THE EFFECT OF WINTER FIELD CONDITIONS ON THE DISTRIBUTION OF TWO SPECIES OF UMBILICARIA
I. CO2 EXCHANGE IN RECIPROCALLY-TRANSPLANTED THALLI
Article first published online: 2 MAY 2006
Volume 101, Issue 1, pages 89–101, September 1985
How to Cite
SCOTT, M. G. and LARSON, D. W. (1985), THE EFFECT OF WINTER FIELD CONDITIONS ON THE DISTRIBUTION OF TWO SPECIES OF UMBILICARIA. New Phytologist, 101: 89–101. doi: 10.1111/j.1469-8137.1985.tb02818.x
- Issue published online: 2 MAY 2006
- Article first published online: 2 MAY 2006
- (Accepted 13 May 1985)
- CO2 exchange;
- snow cover;
- reciprocal transplantation;
- Umbilicaria spp;
Two lichen species of the genus Umbilicaria were transplanted into each other's habitat in order to determine the role of winter field conditions in regulating distribution patterns. U. vellea (L.) Ach., which normally grows in a steeply inclined, snow free habitat, was transplated into the level-ground, snow-covered habitat of U. deusta (L.) Baum. The opposite was done for U. deusta. Suitable controls to test the effect of transplanting were also run for both species. The reciprocal transplantation was done in each of two years, one of which had a normal snow load, the other which had almost no snow cover.

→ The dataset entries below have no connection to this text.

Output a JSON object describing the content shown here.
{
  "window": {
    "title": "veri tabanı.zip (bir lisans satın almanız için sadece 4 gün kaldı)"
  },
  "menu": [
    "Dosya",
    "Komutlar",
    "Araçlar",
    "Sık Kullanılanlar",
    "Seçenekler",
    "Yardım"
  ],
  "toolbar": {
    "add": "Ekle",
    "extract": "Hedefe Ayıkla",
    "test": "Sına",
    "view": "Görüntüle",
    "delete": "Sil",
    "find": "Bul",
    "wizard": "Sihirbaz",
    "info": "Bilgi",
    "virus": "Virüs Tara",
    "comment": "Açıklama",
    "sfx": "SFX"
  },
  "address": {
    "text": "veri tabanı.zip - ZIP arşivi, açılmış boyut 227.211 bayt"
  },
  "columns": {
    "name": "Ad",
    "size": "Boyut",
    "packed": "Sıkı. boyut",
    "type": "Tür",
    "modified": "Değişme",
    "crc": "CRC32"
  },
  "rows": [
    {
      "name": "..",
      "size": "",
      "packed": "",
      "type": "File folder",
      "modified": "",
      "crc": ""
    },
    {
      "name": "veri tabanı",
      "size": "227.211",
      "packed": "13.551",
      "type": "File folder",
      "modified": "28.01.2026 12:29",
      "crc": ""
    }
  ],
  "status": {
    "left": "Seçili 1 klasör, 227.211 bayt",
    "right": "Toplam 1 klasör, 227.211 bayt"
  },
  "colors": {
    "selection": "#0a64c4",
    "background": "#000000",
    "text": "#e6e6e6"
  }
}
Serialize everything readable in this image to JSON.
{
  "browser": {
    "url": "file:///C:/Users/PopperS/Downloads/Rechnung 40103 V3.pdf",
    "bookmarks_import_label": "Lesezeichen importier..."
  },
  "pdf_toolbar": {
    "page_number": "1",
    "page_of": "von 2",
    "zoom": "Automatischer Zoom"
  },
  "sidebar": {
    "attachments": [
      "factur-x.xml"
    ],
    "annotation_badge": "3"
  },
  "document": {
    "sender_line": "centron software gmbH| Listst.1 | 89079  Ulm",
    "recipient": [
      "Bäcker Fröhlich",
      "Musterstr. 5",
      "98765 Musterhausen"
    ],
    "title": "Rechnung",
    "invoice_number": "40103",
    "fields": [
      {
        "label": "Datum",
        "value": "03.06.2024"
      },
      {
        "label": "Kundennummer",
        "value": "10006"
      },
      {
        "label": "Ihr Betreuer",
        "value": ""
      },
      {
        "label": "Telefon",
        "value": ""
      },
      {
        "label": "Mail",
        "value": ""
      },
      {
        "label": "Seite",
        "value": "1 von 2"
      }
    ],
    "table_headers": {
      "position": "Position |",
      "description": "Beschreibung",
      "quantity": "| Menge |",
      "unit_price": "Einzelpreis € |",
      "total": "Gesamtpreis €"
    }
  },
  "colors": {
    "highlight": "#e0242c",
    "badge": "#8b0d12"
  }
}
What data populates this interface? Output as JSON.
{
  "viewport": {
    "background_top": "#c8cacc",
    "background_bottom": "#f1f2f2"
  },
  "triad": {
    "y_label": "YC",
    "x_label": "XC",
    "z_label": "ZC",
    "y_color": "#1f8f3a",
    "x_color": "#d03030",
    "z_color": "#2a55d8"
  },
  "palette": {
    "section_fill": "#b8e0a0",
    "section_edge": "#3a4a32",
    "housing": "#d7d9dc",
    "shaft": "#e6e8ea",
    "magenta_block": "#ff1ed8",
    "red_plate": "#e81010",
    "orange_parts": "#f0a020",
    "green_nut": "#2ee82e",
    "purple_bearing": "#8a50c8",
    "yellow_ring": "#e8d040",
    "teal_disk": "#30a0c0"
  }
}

The effect of reciprocal transplantation was to reduce significantly the carbon fixing ability in U. vellea in the year with the normal snow-load. Transplantation had no effect on U. deusta. The effects on CO2 exchange were only slight for U. vellea in the year with the lesser snow-load. It is therefore concluded that existing winter field conditions, and especially the nature of the snow cover, maintain the existing distribution pattern of the lichens in the field.